AstraZeneca's business development team is on a tear on the cancer front. The pharma giant's big MedImmune subsidiary has nailed down its third pact in 5 days, inking a collaboration with Plymouth Meeting, PA-based Inovio Pharmaceuticals ($INO) on a cancer vaccine designed to generate a tumor-specific T cell response. MedImmune is handing over a $27.5 million upfront and up to $700 million in milestones for the deal while agreeing to also cover the research tab.
In return, AstraZeneca ($AZN) is getting a souped-up version of Inovio's somewhat controversial lead cancer vaccine: INO-3112. The cancer vaccine is a mix of Inovio's lead therapy INO-3100 and an immune activator coded for IL-12 that is intended to help amp up the efficacy. Inovio has been pushing INO-3100 ahead for HPV types 16 and 18, with the 3112 program recently demonstrating some biomarker activity among a small set of four patients.

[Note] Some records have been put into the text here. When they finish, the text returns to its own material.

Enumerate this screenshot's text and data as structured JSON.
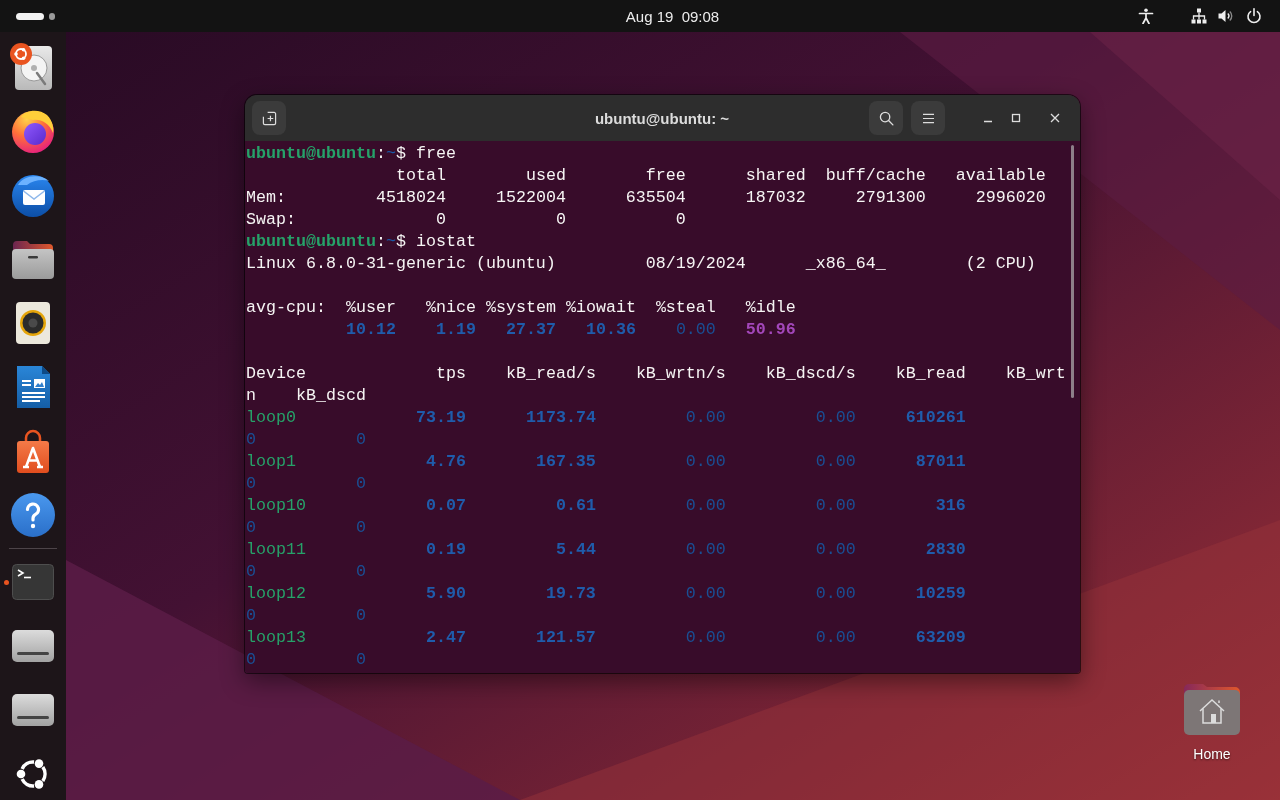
{
  "top_bar": {
    "workspaces": [
      {
        "selected": true
      },
      {
        "selected": false
      }
    ],
    "clock": "Aug 19  09:08"
  },
  "dock": {
    "groups": [
      {
        "items": [
          {
            "kind": "installer",
            "running": false
          },
          {
            "kind": "browser",
            "running": false
          },
          {
            "kind": "mail",
            "running": false
          },
          {
            "kind": "files",
            "running": false
          },
          {
            "kind": "music",
            "running": false
          },
          {
            "kind": "writer",
            "running": false
          },
          {
            "kind": "store",
            "running": false
          },
          {
            "kind": "help",
            "running": false
          }
        ]
      },
      {
        "items": [
          {
            "kind": "terminal",
            "running": true
          },
          {
            "kind": "drive",
            "running": false
          },
          {
            "kind": "drive",
            "running": false
          }
        ]
      }
    ]
  },
  "terminal": {
    "title": "ubuntu@ubuntu: ~",
    "lines": [
      {
        "kind": "prompt",
        "user": "ubuntu@ubuntu",
        "separator": ":",
        "path": "~",
        "symbol": "$",
        "command": "free"
      },
      {
        "kind": "output",
        "tokens": [
          {
            "kind": "heading",
            "text": "               total"
          },
          {
            "kind": "heading",
            "text": "        used"
          },
          {
            "kind": "heading",
            "text": "        free"
          },
          {
            "kind": "heading",
            "text": "      shared"
          },
          {
            "kind": "heading",
            "text": "  buff/cache"
          },
          {
            "kind": "heading",
            "text": "   available"
          }
        ]
      },
      {
        "kind": "output",
        "tokens": [
          {
            "kind": "label",
            "text": "Mem:"
          },
          {
            "kind": "number",
            "text": "         4518024"
          },
          {
            "kind": "number",
            "text": "     1522004"
          },
          {
            "kind": "number",
            "text": "      635504"
          },
          {
            "kind": "number",
            "text": "      187032"
          },
          {
            "kind": "number",
            "text": "     2791300"
          },
          {
            "kind": "number",
            "text": "     2996020"
          }
        ]
      },
      {
        "kind": "output",
        "tokens": [
          {
            "kind": "label",
            "text": "Swap:"
          },
          {
            "kind": "number",
            "text": "              0"
          },
          {
            "kind": "number",
            "text": "           0"
          },
          {
            "kind": "number",
            "text": "           0"
          }
        ]
      },
      {
        "kind": "prompt",
        "user": "ubuntu@ubuntu",
        "separator": ":",
        "path": "~",
        "symbol": "$",
        "command": "iostat"
      },
      {
        "kind": "output",
        "tokens": [
          {
            "kind": "text",
            "text": "Linux 6.8.0-31-generic (ubuntu)"
          },
          {
            "kind": "text",
            "text": "         08/19/2024"
          },
          {
            "kind": "text",
            "text": "      _x86_64_"
          },
          {
            "kind": "text",
            "text": "        (2 CPU)"
          }
        ]
      },
      {
        "kind": "blank"
      },
      {
        "kind": "output",
        "tokens": [
          {
            "kind": "label",
            "text": "avg-cpu:"
          },
          {
            "kind": "heading",
            "text": "  %user"
          },
          {
            "kind": "heading",
            "text": "   %nice"
          },
          {
            "kind": "heading",
            "text": " %system"
          },
          {
            "kind": "heading",
            "text": " %iowait"
          },
          {
            "kind": "heading",
            "text": "  %steal"
          },
          {
            "kind": "heading",
            "text": "   %idle"
          }
        ]
      },
      {
        "kind": "output",
        "tokens": [
          {
            "kind": "value",
            "text": "          10.12"
          },
          {
            "kind": "value",
            "text": "    1.19"
          },
          {
            "kind": "value",
            "text": "   27.37"
          },
          {
            "kind": "value",
            "text": "   10.36"
          },
          {
            "kind": "zero",
            "text": "    0.00"
          },
          {
            "kind": "peak",
            "text": "   50.96"
          }
        ]
      },
      {
        "kind": "blank"
      },
      {
        "kind": "output",
        "tokens": [
          {
            "kind": "heading",
            "text": "Device"
          },
          {
            "kind": "heading",
            "text": "             tps"
          },
          {
            "kind": "heading",
            "text": "    kB_read/s"
          },
          {
            "kind": "heading",
            "text": "    kB_wrtn/s"
          },
          {
            "kind": "heading",
            "text": "    kB_dscd/s"
          },
          {
            "kind": "heading",
            "text": "    kB_read"
          },
          {
            "kind": "heading",
            "text": "    kB_wrt"
          }
        ]
      },
      {
        "kind": "output",
        "tokens": [
          {
            "kind": "heading",
            "text": "n"
          },
          {
            "kind": "heading",
            "text": "    kB_dscd"
          }
        ]
      },
      {
        "kind": "output",
        "tokens": [
          {
            "kind": "device",
            "text": "loop0"
          },
          {
            "kind": "value",
            "text": "            73.19"
          },
          {
            "kind": "value",
            "text": "      1173.74"
          },
          {
            "kind": "zero",
            "text": "         0.00"
          },
          {
            "kind": "zero",
            "text": "         0.00"
          },
          {
            "kind": "value",
            "text": "     610261"
          }
        ]
      },
      {
        "kind": "output",
        "tokens": [
          {
            "kind": "zero",
            "text": "0"
          },
          {
            "kind": "zero",
            "text": "          0"
          }
        ]
      },
      {
        "kind": "output",
        "tokens": [
          {
            "kind": "device",
            "text": "loop1"
          },
          {
            "kind": "value",
            "text": "             4.76"
          },
          {
            "kind": "value",
            "text": "       167.35"
          },
          {
            "kind": "zero",
            "text": "         0.00"
          },
          {
            "kind": "zero",
            "text": "         0.00"
          },
          {
            "kind": "value",
            "text": "      87011"
          }
        ]
      },
      {
        "kind": "output",
        "tokens": [
          {
            "kind": "zero",
            "text": "0"
          },
          {
            "kind": "zero",
            "text": "          0"
          }
        ]
      },
      {
        "kind": "output",
        "tokens": [
          {
            "kind": "device",
            "text": "loop10"
          },
          {
            "kind": "value",
            "text": "            0.07"
          },
          {
            "kind": "value",
            "text": "         0.61"
          },
          {
            "kind": "zero",
            "text": "         0.00"
          },
          {
            "kind": "zero",
            "text": "         0.00"
          },
          {
            "kind": "value",
            "text": "        316"
          }
        ]
      },
      {
        "kind": "output",
        "tokens": [
          {
            "kind": "zero",
            "text": "0"
          },
          {
            "kind": "zero",
            "text": "          0"
          }
        ]
      },
      {
        "kind": "output",
        "tokens": [
          {
            "kind": "device",
            "text": "loop11"
          },
          {
            "kind": "value",
            "text": "            0.19"
          },
          {
            "kind": "value",
            "text": "         5.44"
          },
          {
            "kind": "zero",
            "text": "         0.00"
          },
          {
            "kind": "zero",
            "text": "         0.00"
          },
          {
            "kind": "value",
            "text": "       2830"
          }
        ]
      },
      {
        "kind": "output",
        "tokens": [
          {
            "kind": "zero",
            "text": "0"
          },
          {
            "kind": "zero",
            "text": "          0"
          }
        ]
      },
      {
        "kind": "output",
        "tokens": [
          {
            "kind": "device",
            "text": "loop12"
          },
          {
            "kind": "value",
            "text": "            5.90"
          },
          {
            "kind": "value",
            "text": "        19.73"
          },
          {
            "kind": "zero",
            "text": "         0.00"
          },
          {
            "kind": "zero",
            "text": "         0.00"
          },
          {
            "kind": "value",
            "text": "      10259"
          }
        ]
      },
      {
        "kind": "output",
        "tokens": [
          {
            "kind": "zero",
            "text": "0"
          },
          {
            "kind": "zero",
            "text": "          0"
          }
        ]
      },
      {
        "kind": "output",
        "tokens": [
          {
            "kind": "device",
            "text": "loop13"
          },
          {
            "kind": "value",
            "text": "            2.47"
          },
          {
            "kind": "value",
            "text": "       121.57"
          },
          {
            "kind": "zero",
            "text": "         0.00"
          },
          {
            "kind": "zero",
            "text": "         0.00"
          },
          {
            "kind": "value",
            "text": "      63209"
          }
        ]
      },
      {
        "kind": "output",
        "tokens": [
          {
            "kind": "zero",
            "text": "0"
          },
          {
            "kind": "zero",
            "text": "          0"
          }
        ]
      }
    ]
  },
  "desktop": {
    "icons": [
      {
        "label": "Home"
      }
    ]
  }
}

Inovio's shares immediately shot up 23% on news of the move.
Inovio, which occasionally finds itself in a biotech back alley brawl with TheStreet's Adam Feuerstein, was recently forced to defend its decision to post "per protocol" efficacy data on 3100, limiting the efficacy results to the patients who finished treatment rather than the intent-to-treat analysis most biotechs prefer. The move caused Feuerstein to question the validity of the data, while also raising questions about historically relevant placebo responses seen in other studies.
None of that, though, appeared to make much difference for AstraZeneca, which has been stepping up on the collaborative front as it advances a new PD-L1 checkpoint inhibitor--durvalumab (MEDI4736)--designed to unleash an immune system attack on cancer cells. Like several of its rivals, AstraZeneca sees the next big wave of cancer R&D focused on combinations between the checkpoint inhibitors and other therapies that can double or triple the force of an attack on specific cancer targets.
As a result, AstraZeneca just struck back-to-back deals with Heptares for the adenosine-targeting drug HTL-107 (a package worth up to $510 million) and Mirati for a combo approach using the biotech's HDAC inhibitor mocetinostat with durvalumab in a study focused on non-small cell lung cancer. But while rivals hustle up some blockbuster deals among the major players in the field, AstraZeneca's most recent round of deals required relatively little upfront to partner with lesser-known biotechs in the field. That strategy may come into question later as AstraZeneca plays catch-up with some major league competition.
|Medimmune SVP David Berman|
"Today's collaboration with Inovio leverages our deep internal expertise in the use of vaccines to drive antigen-specific T-cell responses," David Berman, senior vice president and head of the oncology innovative medicines unit at MedImmune. "The unique combination of our broad immuno-oncology portfolio with Inovio's T-cell-activating INO-3112, which enhances cancer specific killer T-cells, has the potential to deliver real clinical benefits for patients."
- here's the release